Two sites in Belmont County are accepting out of town and out of state fracking waste water. Several Belmont County officials believe it may be a losing situation.
They say one facility on Route 214 has already been accepting fracking water for more than a year. Another new facility outside Barnesville is about to open for business.
Commissioner Matt Coffland says taking other state's waste water seems to have no advantage for Belmont County.
"That we receive no tax dollars from them dumping out-of-state waste water into our county," said Coffland. "And if we are going to receive it we should at least receive something to benefit our county for that."
Ironically in a letter commissioners just received, a faith-based group called "FACT," claims that fracking water contains radioactivity, arsenic, heavy metals and many toxins.
The letter says, "This endangers our water and our air, which is vital." Health reasons are among Coffland's concerns.
"Well health risks are always a concern of the county, county commissioners, our first priority is safety and yes we do worry about that," he said.
Belmont County Auditor Andy Sutak says the state reaps some of the tax benefits from these operations, but Belmont County gets nothing. He says there are still too many unknowns about this waste water.
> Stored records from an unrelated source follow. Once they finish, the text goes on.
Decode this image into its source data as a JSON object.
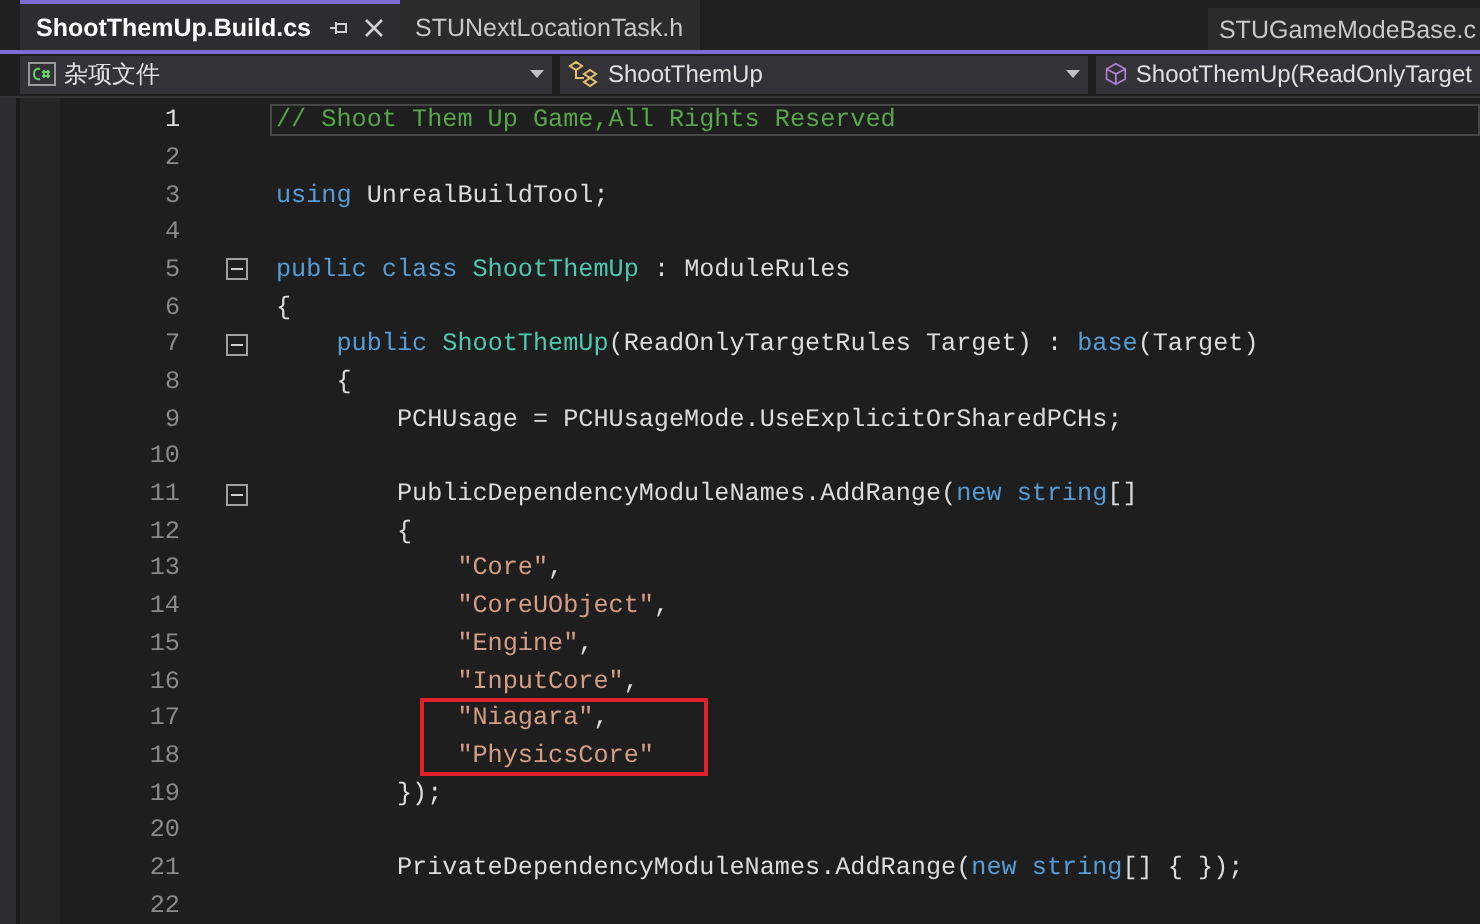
{
  "tabs": [
    {
      "label": "ShootThemUp.Build.cs",
      "selected": true,
      "pinnable": true,
      "closable": true
    },
    {
      "label": "STUNextLocationTask.h",
      "selected": false,
      "pinnable": false,
      "closable": false
    }
  ],
  "side_tabs": [
    {
      "label": "STUGameModeBase.c",
      "selected": false
    }
  ],
  "navigation_bar": [
    {
      "kind": "project",
      "label": "杂项文件"
    },
    {
      "kind": "class",
      "label": "ShootThemUp"
    },
    {
      "kind": "member",
      "label": "ShootThemUp(ReadOnlyTarget"
    }
  ],
  "lines": [
    {
      "kind": "line",
      "number": "1",
      "current": true,
      "tokens": [
        {
          "kind": "comment",
          "text": "// Shoot Them Up Game,All Rights Reserved"
        }
      ]
    },
    {
      "kind": "line",
      "number": "2",
      "current": false
    },
    {
      "kind": "line",
      "number": "3",
      "current": false,
      "tokens": [
        {
          "kind": "keyword",
          "text": "using"
        },
        {
          "kind": "plain",
          "text": " UnrealBuildTool;"
        }
      ]
    },
    {
      "kind": "line",
      "number": "4",
      "current": false
    },
    {
      "kind": "line",
      "number": "5",
      "current": false,
      "expanded": true,
      "tokens": [
        {
          "kind": "keyword",
          "text": "public class "
        },
        {
          "kind": "type",
          "text": "ShootThemUp"
        },
        {
          "kind": "plain",
          "text": " : ModuleRules"
        }
      ]
    },
    {
      "kind": "line",
      "number": "6",
      "current": false,
      "tokens": [
        {
          "kind": "plain",
          "text": "{"
        }
      ]
    },
    {
      "kind": "line",
      "number": "7",
      "current": false,
      "expanded": true,
      "tokens": [
        {
          "kind": "keyword",
          "text": "    public "
        },
        {
          "kind": "type",
          "text": "ShootThemUp"
        },
        {
          "kind": "plain",
          "text": "(ReadOnlyTargetRules Target) : "
        },
        {
          "kind": "keyword",
          "text": "base"
        },
        {
          "kind": "plain",
          "text": "(Target)"
        }
      ]
    },
    {
      "kind": "line",
      "number": "8",
      "current": false,
      "tokens": [
        {
          "kind": "plain",
          "text": "    {"
        }
      ]
    },
    {
      "kind": "line",
      "number": "9",
      "current": false,
      "tokens": [
        {
          "kind": "plain",
          "text": "        PCHUsage = PCHUsageMode.UseExplicitOrSharedPCHs;"
        }
      ]
    },
    {
      "kind": "line",
      "number": "10",
      "current": false
    },
    {
      "kind": "line",
      "number": "11",
      "current": false,
      "expanded": true,
      "tokens": [
        {
          "kind": "plain",
          "text": "        PublicDependencyModuleNames.AddRange("
        },
        {
          "kind": "keyword",
          "text": "new string"
        },
        {
          "kind": "plain",
          "text": "[]"
        }
      ]
    },
    {
      "kind": "line",
      "number": "12",
      "current": false,
      "tokens": [
        {
          "kind": "plain",
          "text": "        {"
        }
      ]
    },
    {
      "kind": "line",
      "number": "13",
      "current": false,
      "tokens": [
        {
          "kind": "string",
          "text": "            \"Core\""
        },
        {
          "kind": "plain",
          "text": ","
        }
      ]
    },
    {
      "kind": "line",
      "number": "14",
      "current": false,
      "tokens": [
        {
          "kind": "string",
          "text": "            \"CoreUObject\""
        },
        {
          "kind": "plain",
          "text": ","
        }
      ]
    },
    {
      "kind": "line",
      "number": "15",
      "current": false,
      "tokens": [
        {
          "kind": "string",
          "text": "            \"Engine\""
        },
        {
          "kind": "plain",
          "text": ","
        }
      ]
    },
    {
      "kind": "line",
      "number": "16",
      "current": false,
      "tokens": [
        {
          "kind": "string",
          "text": "            \"InputCore\""
        },
        {
          "kind": "plain",
          "text": ","
        }
      ]
    },
    {
      "kind": "highlight",
      "lines": [
        {
          "kind": "line",
          "number": "17",
          "current": false,
          "tokens": [
            {
              "kind": "string",
              "text": "            \"Niagara\""
            },
            {
              "kind": "plain",
              "text": ","
            }
          ]
        },
        {
          "kind": "line",
          "number": "18",
          "current": false,
          "tokens": [
            {
              "kind": "string",
              "text": "            \"PhysicsCore\""
            }
          ]
        }
      ]
    },
    {
      "kind": "line",
      "number": "19",
      "current": false,
      "tokens": [
        {
          "kind": "plain",
          "text": "        });"
        }
      ]
    },
    {
      "kind": "line",
      "number": "20",
      "current": false
    },
    {
      "kind": "line",
      "number": "21",
      "current": false,
      "tokens": [
        {
          "kind": "plain",
          "text": "        PrivateDependencyModuleNames.AddRange("
        },
        {
          "kind": "keyword",
          "text": "new string"
        },
        {
          "kind": "plain",
          "text": "[] { });"
        }
      ]
    },
    {
      "kind": "line",
      "number": "22",
      "current": false
    }
  ]
}
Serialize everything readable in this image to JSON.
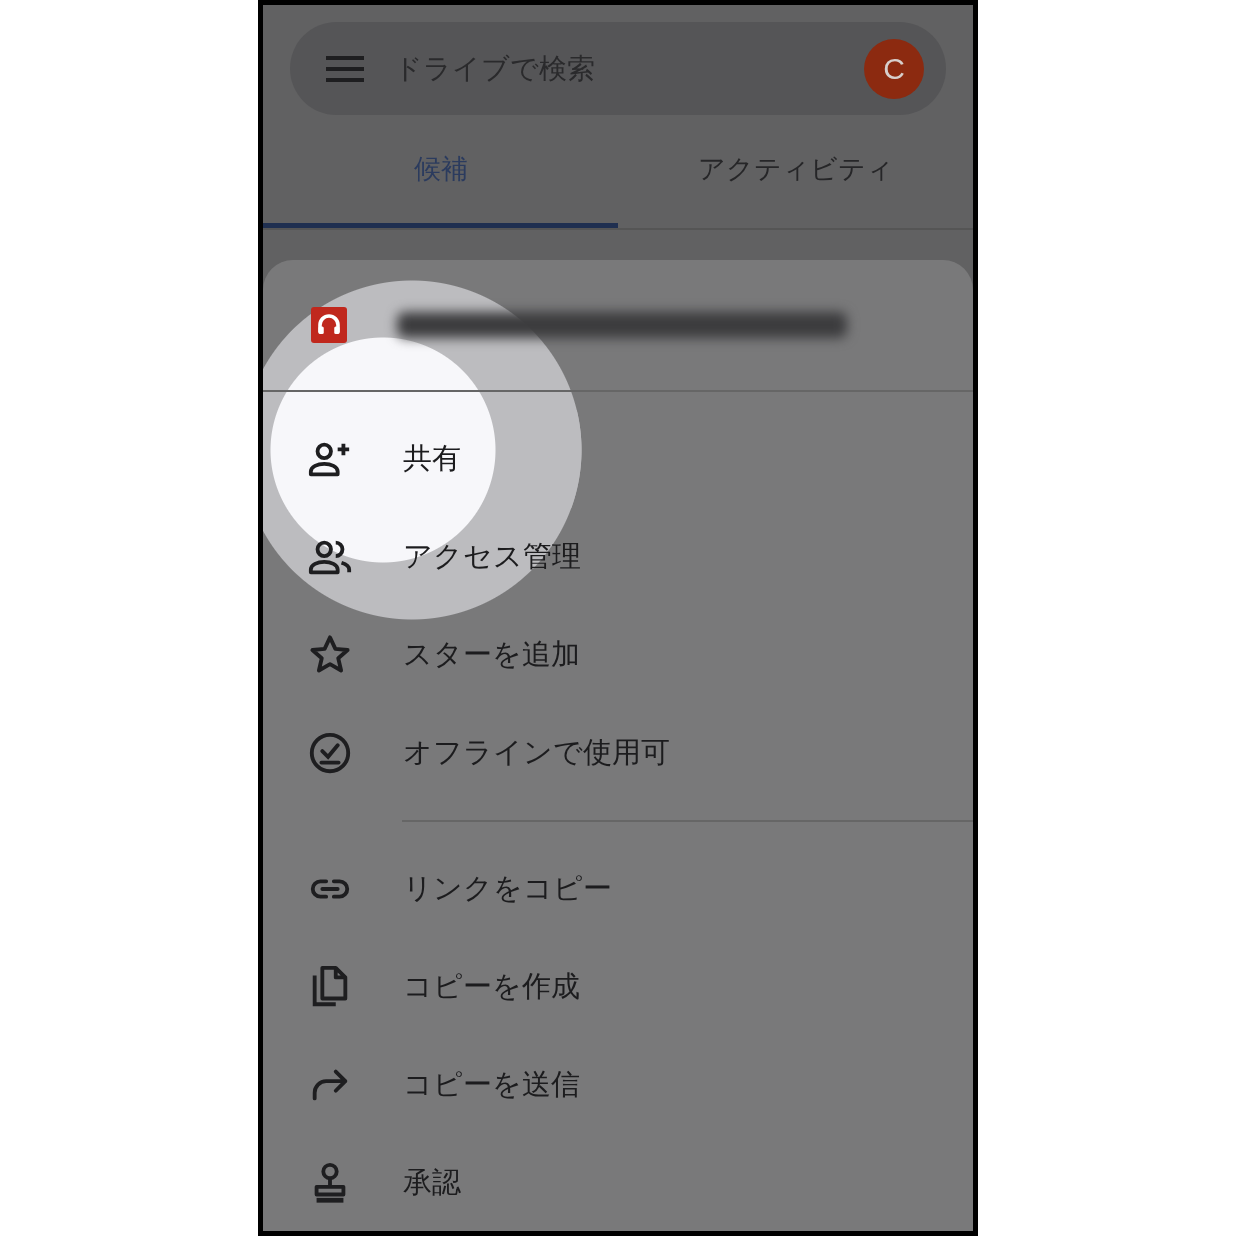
{
  "search": {
    "placeholder": "ドライブで検索",
    "avatar": "C"
  },
  "tabs": [
    {
      "label": "候補",
      "selected": true
    },
    {
      "label": "アクティビティ",
      "selected": false
    }
  ],
  "menu_groups": [
    [
      {
        "label": "共有",
        "pressed": true
      },
      {
        "label": "アクセス管理",
        "pressed": false
      },
      {
        "label": "スターを追加",
        "pressed": false
      },
      {
        "label": "オフラインで使用可",
        "pressed": false
      }
    ],
    [
      {
        "label": "リンクをコピー",
        "pressed": false
      },
      {
        "label": "コピーを作成",
        "pressed": false
      },
      {
        "label": "コピーを送信",
        "pressed": false
      },
      {
        "label": "承認",
        "pressed": false
      }
    ]
  ]
}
"The concern is that somewhere down the road and I'm sure the commissioners have voiced their opinion on that is that we don't know what will happen ten years from now, 20 years from now, 30 years from now," said Sutak.